The mitigation of future emissions includes those sectors that lay the foundations for future economic growth, such as energy supply, transportation and infrastructure – known as horizontal enablers – the sectors that contribute most to carbon emissions based on existing practices. Missing the opportunity to make countercyclical ‘green’ investments in developing countries now, and strengthen the relationships required to unlock low-carbon opportunities, could mean storing up problems far larger than the global financial crisis for the future. Developing countries are likely to be hit the hardest by adverse effects from climate change. Estimates of the annual funds required for adapt to climate change in developing countries range from $10 to $86 billion annually; but these estimates increase the longer efforts to mitigate emissions are delayed.
It is likely that the proportion of a green stimulus to developing countries will be limited. From a development point of view, it is unclear what the implications of this would be. Some may argue that a fiscal stimulus package, distracted by a call for green elements, is likely to be less effective in terms of spurring growth for developing countries. Others may argue that a lack of green investment in Least Developed Countries (LDCs) could imply that these countries may be further marginalised as the global economy makes a low-carbon transition.
It is not yet clear whether a green fiscal stimulus package can actually achieve both outcomes: growth and climate change mitigation. But sending a clear signal on commitments to low-carbon growth for the global economy, and for developing countries in particular, could foster the confidence needed to fuel a ‘green’ recovery. It may also help to increase the likelihood of an international deal on climate change at the UNFCCC conference in Copenhagen.

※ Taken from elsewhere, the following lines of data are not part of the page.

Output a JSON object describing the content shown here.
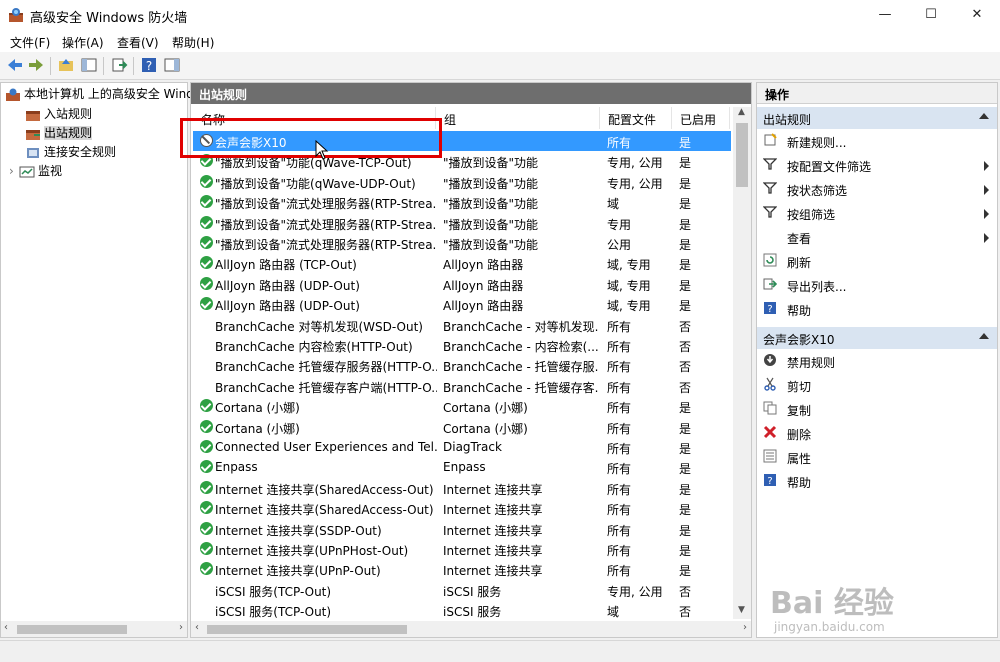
{
  "window": {
    "title": "高级安全 Windows 防火墙",
    "min": "—",
    "max": "☐",
    "close": "✕"
  },
  "menu": [
    "文件(F)",
    "操作(A)",
    "查看(V)",
    "帮助(H)"
  ],
  "tree": {
    "root": "本地计算机 上的高级安全 Wind",
    "items": [
      "入站规则",
      "出站规则",
      "连接安全规则",
      "监视"
    ]
  },
  "center": {
    "title": "出站规则",
    "columns": [
      "名称",
      "组",
      "配置文件",
      "已启用"
    ],
    "rows": [
      {
        "status": "blocked",
        "name": "会声会影X10",
        "group": "",
        "profile": "所有",
        "enabled": "是"
      },
      {
        "status": "ok",
        "name": "\"播放到设备\"功能(qWave-TCP-Out)",
        "group": "\"播放到设备\"功能",
        "profile": "专用, 公用",
        "enabled": "是"
      },
      {
        "status": "ok",
        "name": "\"播放到设备\"功能(qWave-UDP-Out)",
        "group": "\"播放到设备\"功能",
        "profile": "专用, 公用",
        "enabled": "是"
      },
      {
        "status": "ok",
        "name": "\"播放到设备\"流式处理服务器(RTP-Strea...",
        "group": "\"播放到设备\"功能",
        "profile": "域",
        "enabled": "是"
      },
      {
        "status": "ok",
        "name": "\"播放到设备\"流式处理服务器(RTP-Strea...",
        "group": "\"播放到设备\"功能",
        "profile": "专用",
        "enabled": "是"
      },
      {
        "status": "ok",
        "name": "\"播放到设备\"流式处理服务器(RTP-Strea...",
        "group": "\"播放到设备\"功能",
        "profile": "公用",
        "enabled": "是"
      },
      {
        "status": "ok",
        "name": "AllJoyn 路由器 (TCP-Out)",
        "group": "AllJoyn 路由器",
        "profile": "域, 专用",
        "enabled": "是"
      },
      {
        "status": "ok",
        "name": "AllJoyn 路由器 (UDP-Out)",
        "group": "AllJoyn 路由器",
        "profile": "域, 专用",
        "enabled": "是"
      },
      {
        "status": "ok",
        "name": "AllJoyn 路由器 (UDP-Out)",
        "group": "AllJoyn 路由器",
        "profile": "域, 专用",
        "enabled": "是"
      },
      {
        "status": "none",
        "name": "BranchCache 对等机发现(WSD-Out)",
        "group": "BranchCache - 对等机发现...",
        "profile": "所有",
        "enabled": "否"
      },
      {
        "status": "none",
        "name": "BranchCache 内容检索(HTTP-Out)",
        "group": "BranchCache - 内容检索(...",
        "profile": "所有",
        "enabled": "否"
      },
      {
        "status": "none",
        "name": "BranchCache 托管缓存服务器(HTTP-O...",
        "group": "BranchCache - 托管缓存服...",
        "profile": "所有",
        "enabled": "否"
      },
      {
        "status": "none",
        "name": "BranchCache 托管缓存客户端(HTTP-O...",
        "group": "BranchCache - 托管缓存客...",
        "profile": "所有",
        "enabled": "否"
      },
      {
        "status": "ok",
        "name": "Cortana (小娜)",
        "group": "Cortana (小娜)",
        "profile": "所有",
        "enabled": "是"
      },
      {
        "status": "ok",
        "name": "Cortana (小娜)",
        "group": "Cortana (小娜)",
        "profile": "所有",
        "enabled": "是"
      },
      {
        "status": "ok",
        "name": "Connected User Experiences and Tel...",
        "group": "DiagTrack",
        "profile": "所有",
        "enabled": "是"
      },
      {
        "status": "ok",
        "name": "Enpass",
        "group": "Enpass",
        "profile": "所有",
        "enabled": "是"
      },
      {
        "status": "ok",
        "name": "Internet 连接共享(SharedAccess-Out)",
        "group": "Internet 连接共享",
        "profile": "所有",
        "enabled": "是"
      },
      {
        "status": "ok",
        "name": "Internet 连接共享(SharedAccess-Out)",
        "group": "Internet 连接共享",
        "profile": "所有",
        "enabled": "是"
      },
      {
        "status": "ok",
        "name": "Internet 连接共享(SSDP-Out)",
        "group": "Internet 连接共享",
        "profile": "所有",
        "enabled": "是"
      },
      {
        "status": "ok",
        "name": "Internet 连接共享(UPnPHost-Out)",
        "group": "Internet 连接共享",
        "profile": "所有",
        "enabled": "是"
      },
      {
        "status": "ok",
        "name": "Internet 连接共享(UPnP-Out)",
        "group": "Internet 连接共享",
        "profile": "所有",
        "enabled": "是"
      },
      {
        "status": "none",
        "name": "iSCSI 服务(TCP-Out)",
        "group": "iSCSI 服务",
        "profile": "专用, 公用",
        "enabled": "否"
      },
      {
        "status": "none",
        "name": "iSCSI 服务(TCP-Out)",
        "group": "iSCSI 服务",
        "profile": "域",
        "enabled": "否"
      }
    ]
  },
  "actions": {
    "title": "操作",
    "section1": {
      "title": "出站规则",
      "items": [
        {
          "label": "新建规则...",
          "icon": "new-rule-icon",
          "arrow": false
        },
        {
          "label": "按配置文件筛选",
          "icon": "filter-icon",
          "arrow": true
        },
        {
          "label": "按状态筛选",
          "icon": "filter-icon",
          "arrow": true
        },
        {
          "label": "按组筛选",
          "icon": "filter-icon",
          "arrow": true
        },
        {
          "label": "查看",
          "icon": "",
          "arrow": true
        },
        {
          "label": "刷新",
          "icon": "refresh-icon",
          "arrow": false
        },
        {
          "label": "导出列表...",
          "icon": "export-icon",
          "arrow": false
        },
        {
          "label": "帮助",
          "icon": "help-icon",
          "arrow": false
        }
      ]
    },
    "section2": {
      "title": "会声会影X10",
      "items": [
        {
          "label": "禁用规则",
          "icon": "disable-icon",
          "arrow": false
        },
        {
          "label": "剪切",
          "icon": "cut-icon",
          "arrow": false
        },
        {
          "label": "复制",
          "icon": "copy-icon",
          "arrow": false
        },
        {
          "label": "删除",
          "icon": "delete-icon",
          "arrow": false
        },
        {
          "label": "属性",
          "icon": "properties-icon",
          "arrow": false
        },
        {
          "label": "帮助",
          "icon": "help-icon",
          "arrow": false
        }
      ]
    }
  },
  "watermark": {
    "main": "Bai 经验",
    "sub": "jingyan.baidu.com"
  },
  "colors": {
    "selection": "#3399ff",
    "highlight_box": "#e00000",
    "section_header": "#d9e4f1",
    "pane_title": "#6e6e6e"
  }
}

This post features the author's personal view and does not represent the view of ODI.